This voyage map represents a voyage of Connecticut Indian mariner, Amos Washington George, on the 1862-1863 voyage of the ship Electra, and a few months of the voyage of the bark Nile (coming soon!). In August 1862, in the midst of the Civil War, the ship Electra under the command of Captain Oliver Sisson departed New London “bound for a whaling voyage.”
Its destination was not noted in the crew list collected by the custom’s official, but this map reveals a voyage track that took it across the Atlantic, where they participated in some opportunistic hunting in the south Atlantic, then to the Indian, and Pacific Oceans in search of whales along the southern coast of Alaska. They later stopped to resupply in Doubtless Bay, New Zealand and Honolulu, Hawaii. There, the Electra gammed and sailed in consort with another New London vessel, bark Nile (pictured). For six weeks, they sailed west skirting the Aleutian Islands but on July 11, 1863, “hevy Squals” pushed her too close to the islands where she “struck a rock,” took on water, and eventually sank. The crew salvaged what they could from the wreck and the next day boarded the Nile which was bound north through the Bering Straits and into the Chukchi Sea to hunt bowhead and gray whales. By mid August, the Nile began its voyage south to Point Hope, Alaska and then to Honolulu.

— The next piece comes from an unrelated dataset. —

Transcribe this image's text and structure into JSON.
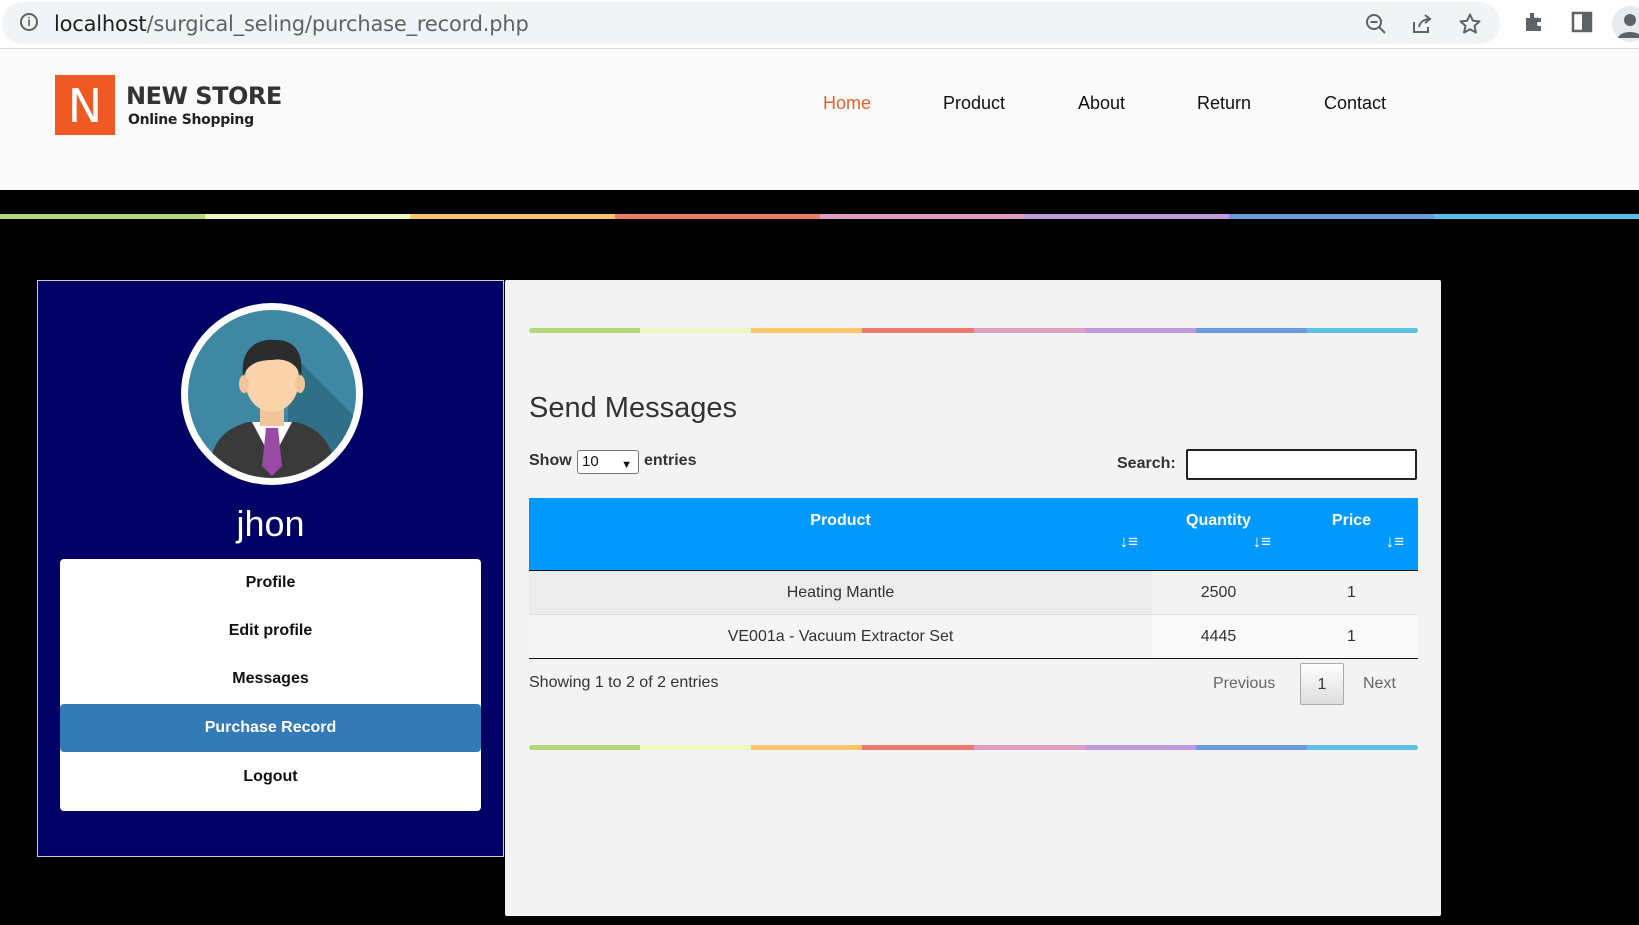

In a larger sense, this voyage represents the whalefishery in decline. By this time, the fishery had shifted towards whale populations in polar regions.